Another great bit from Mediapost.com
BusinessWeek’s article “Web Numbers – What’s Real?” provokes an interesting discussion. Again we’re asking what is a true measure of web readership. They make several good points, particularly about things like AJAX, which wreck the model for traditional analytics. But they really head down the drain when they get into talking about analytics apps, then make the following statement:
Web outfits seem to agree that Alexa is flawed, but they continue to rely on it because the data are so addictive. Since Alexa’s numbers are free and available online, they can easily be plugged into a PowerPoint presentation or onto a blog, providing a quick-and-dirty way to get a competitive snapshot.

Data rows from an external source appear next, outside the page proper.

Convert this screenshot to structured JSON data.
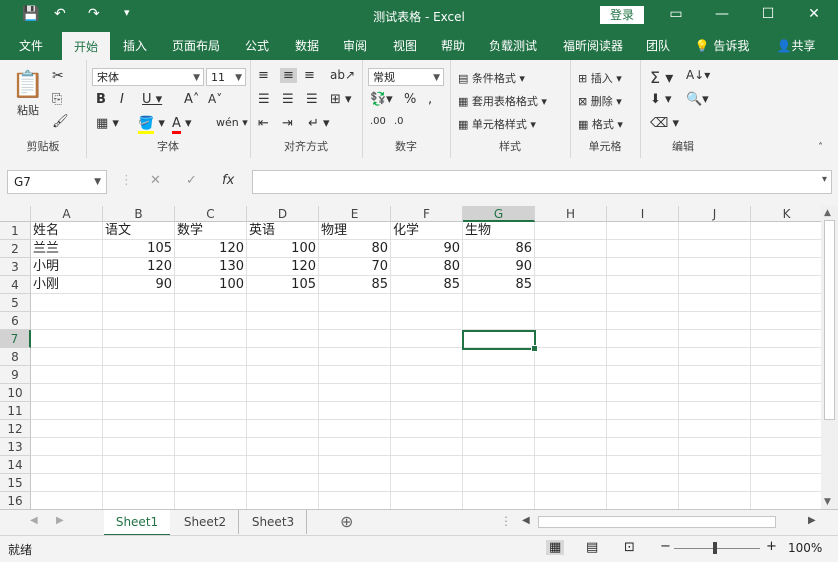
{
  "window": {
    "title": "测试表格  -  Excel",
    "login_label": "登录",
    "buttons": [
      "▭",
      "—",
      "☐",
      "✕"
    ]
  },
  "ribbon_tabs": [
    "文件",
    "开始",
    "插入",
    "页面布局",
    "公式",
    "数据",
    "审阅",
    "视图",
    "帮助",
    "负载测试",
    "福昕阅读器",
    "团队",
    "告诉我",
    "共享"
  ],
  "active_tab": "开始",
  "ribbon": {
    "clipboard": {
      "label": "剪贴板",
      "paste": "粘贴"
    },
    "font": {
      "label": "字体",
      "font_name": "宋体",
      "font_size": "11"
    },
    "alignment": {
      "label": "对齐方式"
    },
    "number": {
      "label": "数字",
      "format": "常规"
    },
    "styles": {
      "label": "样式",
      "conditional": "条件格式",
      "table": "套用表格格式",
      "cell": "单元格样式"
    },
    "cells": {
      "label": "单元格",
      "insert": "插入",
      "delete": "删除",
      "format": "格式"
    },
    "editing": {
      "label": "编辑"
    }
  },
  "formula_bar": {
    "name_box": "G7",
    "formula": ""
  },
  "columns": [
    "A",
    "B",
    "C",
    "D",
    "E",
    "F",
    "G",
    "H",
    "I",
    "J",
    "K"
  ],
  "rows": [
    "1",
    "2",
    "3",
    "4",
    "5",
    "6",
    "7",
    "8",
    "9",
    "10",
    "11",
    "12",
    "13",
    "14",
    "15",
    "16"
  ],
  "table": {
    "headers": [
      "姓名",
      "语文",
      "数学",
      "英语",
      "物理",
      "化学",
      "生物"
    ],
    "data": [
      [
        "兰兰",
        "105",
        "120",
        "100",
        "80",
        "90",
        "86"
      ],
      [
        "小明",
        "120",
        "130",
        "120",
        "70",
        "80",
        "90"
      ],
      [
        "小刚",
        "90",
        "100",
        "105",
        "85",
        "85",
        "85"
      ]
    ]
  },
  "sheets": [
    "Sheet1",
    "Sheet2",
    "Sheet3"
  ],
  "active_sheet": "Sheet1",
  "status": {
    "ready": "就绪",
    "zoom": "100%"
  }
}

Blogs cite Alexa as gospel, and its graphs are part of nearly every startup’s pitch to investors. “It’s a giant pain,” says George Zachary of Charles River Ventures. “If someone came up with something better, I’d fund them.”

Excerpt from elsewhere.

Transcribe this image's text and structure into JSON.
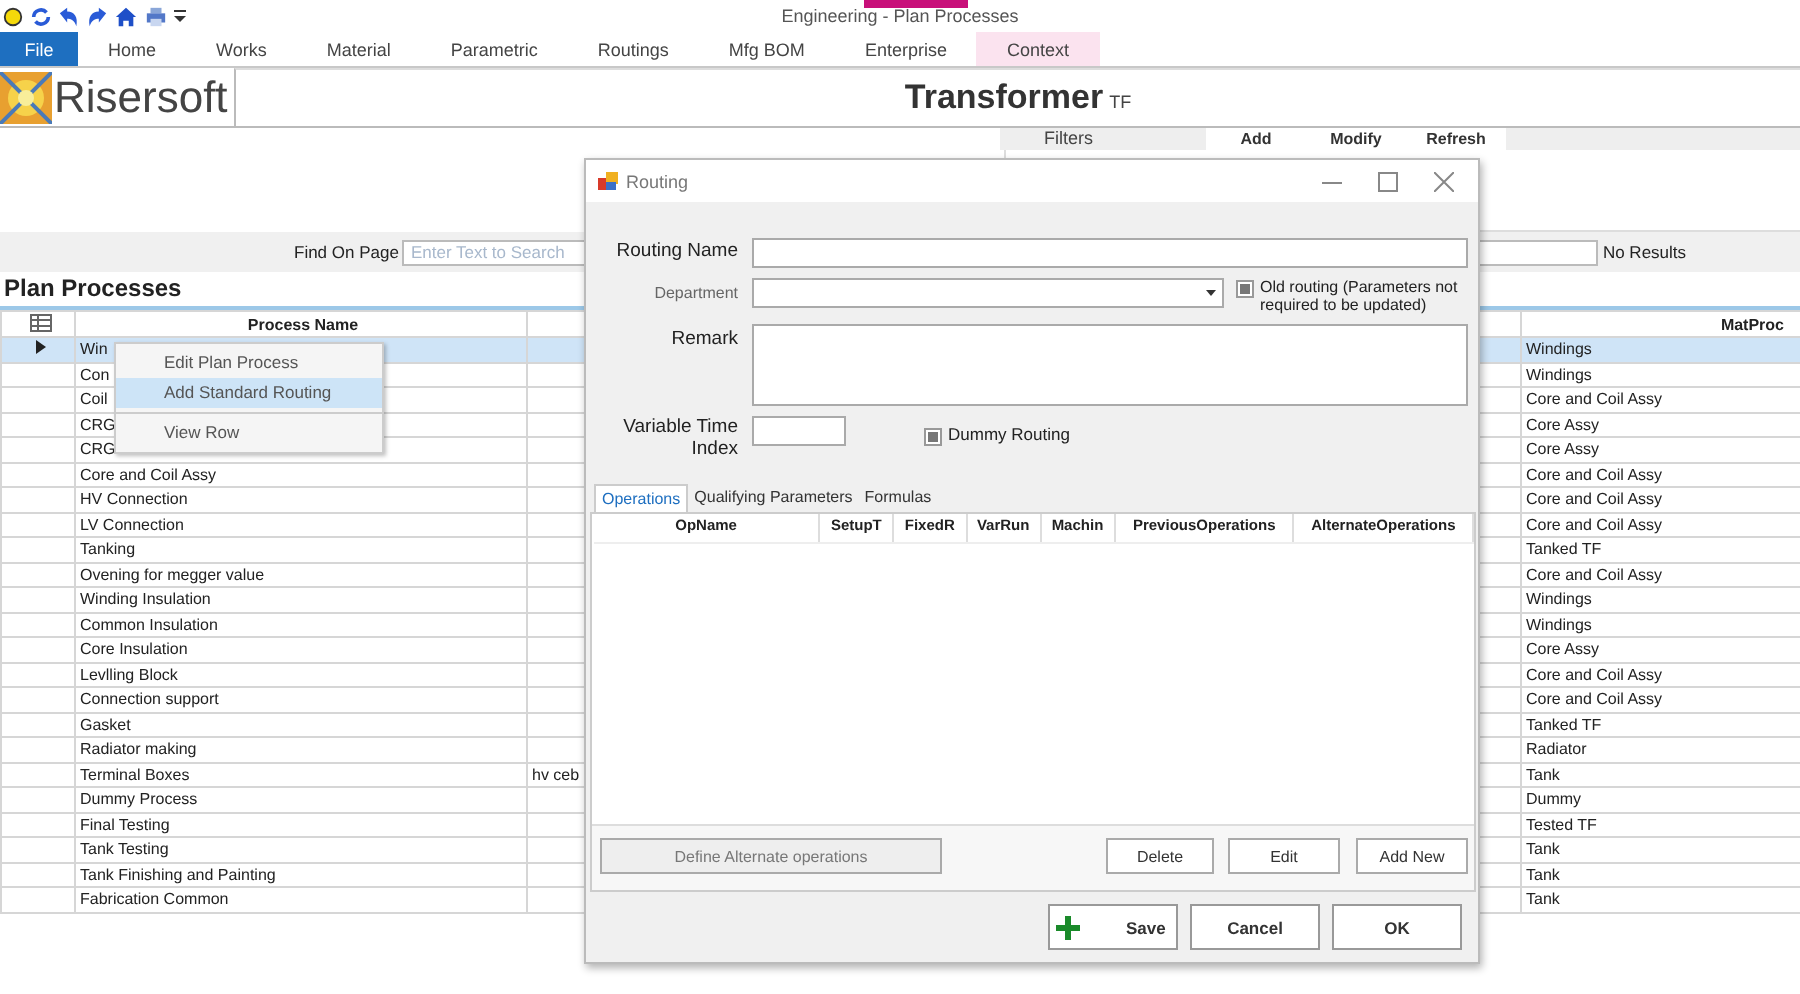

This is, to my mind, complete rubbish. Alexa, while a great tool, is a problematic source of metrics. This is because the analytics are gathered via a browser toolbar which is loaded on very few computers. As such, the results are easily swayed by a handful of power users hitting site repeatedly with the toolbar. Do you have the toolbar installed? Have you seen anyone with the toolbar installed? No, probably not. I’ve played the game before…and I’ve seen huge swings in traffic rates, which tells me the fallacy of the ratings. It would be akin to trying to judge highway traffic by how many red buick lesabres pass you in a given time period.
Yes, we need better analytics – but toolbar style applications like Alexa are certainly not the answer.
Disclosure: I have used Alexa in the past, but not in the past 8 months. I have no financial or employment stake in Alexa, Businessweek or Mediapost.